[Problem to solve] Scan the data, and whenever a line contains "JSON", copy it.
+===+
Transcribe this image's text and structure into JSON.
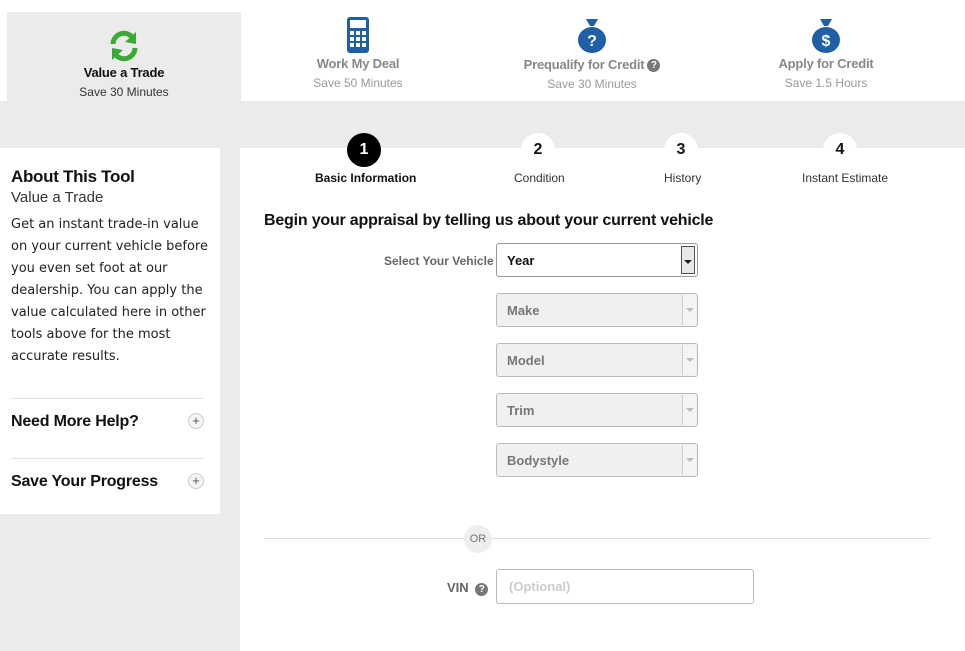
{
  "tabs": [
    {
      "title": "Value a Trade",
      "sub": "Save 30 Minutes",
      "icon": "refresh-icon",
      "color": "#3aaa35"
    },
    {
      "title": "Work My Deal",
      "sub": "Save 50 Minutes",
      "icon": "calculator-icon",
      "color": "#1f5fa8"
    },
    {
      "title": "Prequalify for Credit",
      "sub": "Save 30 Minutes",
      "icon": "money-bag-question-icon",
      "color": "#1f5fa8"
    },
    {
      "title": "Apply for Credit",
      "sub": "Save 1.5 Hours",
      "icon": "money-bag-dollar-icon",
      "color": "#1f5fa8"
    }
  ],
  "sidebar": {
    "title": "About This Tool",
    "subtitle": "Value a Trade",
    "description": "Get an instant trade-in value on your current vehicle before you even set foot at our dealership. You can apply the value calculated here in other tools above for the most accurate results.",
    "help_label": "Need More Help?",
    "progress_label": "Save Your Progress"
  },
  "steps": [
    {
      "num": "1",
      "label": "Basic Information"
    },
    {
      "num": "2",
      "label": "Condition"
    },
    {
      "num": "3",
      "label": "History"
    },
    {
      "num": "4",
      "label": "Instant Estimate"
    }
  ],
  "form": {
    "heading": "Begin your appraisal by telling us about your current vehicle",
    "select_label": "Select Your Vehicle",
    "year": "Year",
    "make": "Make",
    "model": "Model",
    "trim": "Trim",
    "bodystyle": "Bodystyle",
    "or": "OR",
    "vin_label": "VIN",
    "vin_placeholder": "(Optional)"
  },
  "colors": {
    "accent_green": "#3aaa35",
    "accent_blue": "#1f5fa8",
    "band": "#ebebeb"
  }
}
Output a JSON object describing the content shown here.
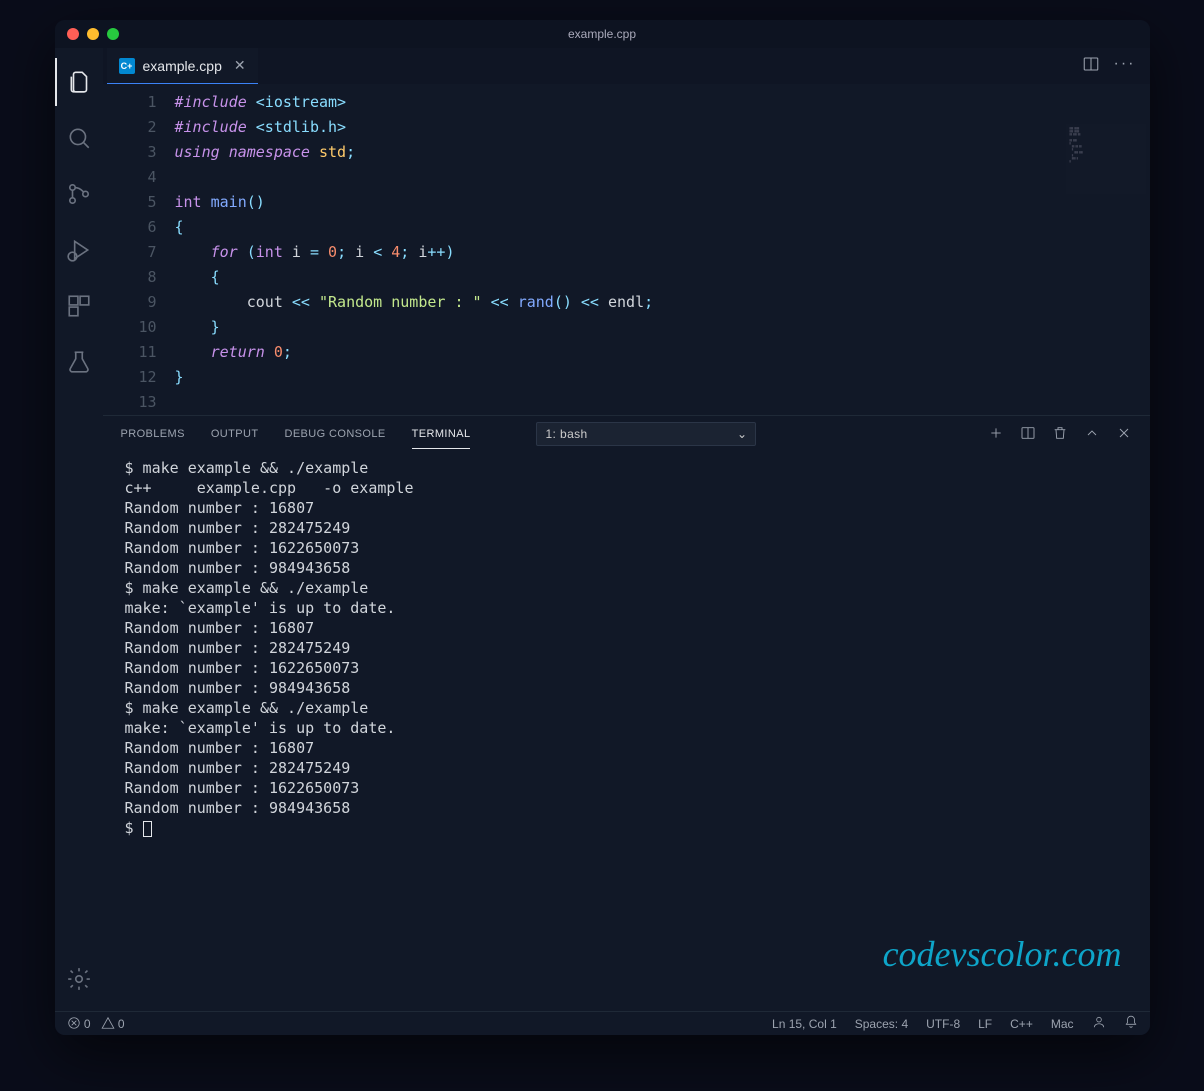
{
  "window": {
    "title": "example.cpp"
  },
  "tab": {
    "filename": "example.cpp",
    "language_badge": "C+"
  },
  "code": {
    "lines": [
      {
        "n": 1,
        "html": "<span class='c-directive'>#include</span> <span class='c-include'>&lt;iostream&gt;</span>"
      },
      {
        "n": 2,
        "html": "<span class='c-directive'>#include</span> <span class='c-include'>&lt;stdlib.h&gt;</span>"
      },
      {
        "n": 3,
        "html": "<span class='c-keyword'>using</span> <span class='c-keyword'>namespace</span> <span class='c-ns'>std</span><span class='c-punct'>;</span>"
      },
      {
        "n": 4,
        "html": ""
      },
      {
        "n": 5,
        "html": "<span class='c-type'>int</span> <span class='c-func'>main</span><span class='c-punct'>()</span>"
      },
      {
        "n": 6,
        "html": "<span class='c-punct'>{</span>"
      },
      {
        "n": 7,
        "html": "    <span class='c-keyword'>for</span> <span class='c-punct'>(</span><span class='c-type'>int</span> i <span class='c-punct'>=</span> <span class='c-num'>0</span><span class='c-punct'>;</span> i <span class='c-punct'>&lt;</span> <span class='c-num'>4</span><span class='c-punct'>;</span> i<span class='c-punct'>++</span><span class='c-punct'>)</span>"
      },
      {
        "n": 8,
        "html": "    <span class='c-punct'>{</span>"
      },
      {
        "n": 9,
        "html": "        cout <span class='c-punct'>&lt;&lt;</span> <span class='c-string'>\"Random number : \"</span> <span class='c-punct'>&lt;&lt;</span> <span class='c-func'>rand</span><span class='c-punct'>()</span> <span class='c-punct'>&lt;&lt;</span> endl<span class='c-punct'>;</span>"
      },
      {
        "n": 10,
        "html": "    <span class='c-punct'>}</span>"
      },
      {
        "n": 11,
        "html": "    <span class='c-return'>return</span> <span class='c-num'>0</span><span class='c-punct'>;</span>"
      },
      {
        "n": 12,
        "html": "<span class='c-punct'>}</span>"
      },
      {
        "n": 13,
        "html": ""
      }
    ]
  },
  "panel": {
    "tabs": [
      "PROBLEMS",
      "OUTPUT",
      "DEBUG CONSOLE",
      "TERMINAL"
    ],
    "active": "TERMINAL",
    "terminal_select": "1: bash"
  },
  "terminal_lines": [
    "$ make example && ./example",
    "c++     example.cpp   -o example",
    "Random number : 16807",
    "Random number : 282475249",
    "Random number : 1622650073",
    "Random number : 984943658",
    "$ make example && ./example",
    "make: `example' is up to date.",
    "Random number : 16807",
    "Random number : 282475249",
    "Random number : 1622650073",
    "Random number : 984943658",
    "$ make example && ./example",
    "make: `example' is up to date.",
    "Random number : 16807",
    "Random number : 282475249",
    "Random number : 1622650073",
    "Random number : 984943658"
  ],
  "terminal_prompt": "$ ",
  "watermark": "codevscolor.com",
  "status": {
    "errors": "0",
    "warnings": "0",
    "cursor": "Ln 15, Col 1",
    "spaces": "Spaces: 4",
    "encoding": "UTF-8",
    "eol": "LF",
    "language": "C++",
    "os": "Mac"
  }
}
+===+
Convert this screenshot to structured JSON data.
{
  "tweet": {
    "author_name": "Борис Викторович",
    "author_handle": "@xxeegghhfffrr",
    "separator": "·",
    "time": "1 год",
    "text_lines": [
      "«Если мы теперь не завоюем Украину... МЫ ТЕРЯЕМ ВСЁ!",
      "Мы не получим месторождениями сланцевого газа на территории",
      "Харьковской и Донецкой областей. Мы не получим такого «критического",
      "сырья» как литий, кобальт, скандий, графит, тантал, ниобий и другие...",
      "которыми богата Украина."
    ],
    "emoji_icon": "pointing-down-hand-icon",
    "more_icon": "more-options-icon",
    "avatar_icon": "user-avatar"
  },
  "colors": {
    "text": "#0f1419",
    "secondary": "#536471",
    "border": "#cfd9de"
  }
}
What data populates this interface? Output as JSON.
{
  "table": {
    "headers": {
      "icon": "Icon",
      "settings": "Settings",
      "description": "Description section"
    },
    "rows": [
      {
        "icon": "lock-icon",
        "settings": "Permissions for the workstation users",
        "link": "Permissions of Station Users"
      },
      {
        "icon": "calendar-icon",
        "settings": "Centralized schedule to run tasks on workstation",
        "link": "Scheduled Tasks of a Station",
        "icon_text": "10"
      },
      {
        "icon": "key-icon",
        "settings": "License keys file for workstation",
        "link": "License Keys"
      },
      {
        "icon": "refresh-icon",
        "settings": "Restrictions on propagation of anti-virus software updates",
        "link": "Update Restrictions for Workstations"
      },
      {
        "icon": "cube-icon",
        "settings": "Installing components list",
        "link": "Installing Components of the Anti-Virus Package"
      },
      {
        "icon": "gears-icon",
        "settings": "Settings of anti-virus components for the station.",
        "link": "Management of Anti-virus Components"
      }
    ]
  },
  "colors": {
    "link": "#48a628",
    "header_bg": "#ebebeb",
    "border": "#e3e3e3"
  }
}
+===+
[Expected output]
Transcribe this image's text and structure into JSON.
Output a JSON object describing the content shown here.
Convert this screenshot to structured JSON data.
What data populates this interface? Output as JSON.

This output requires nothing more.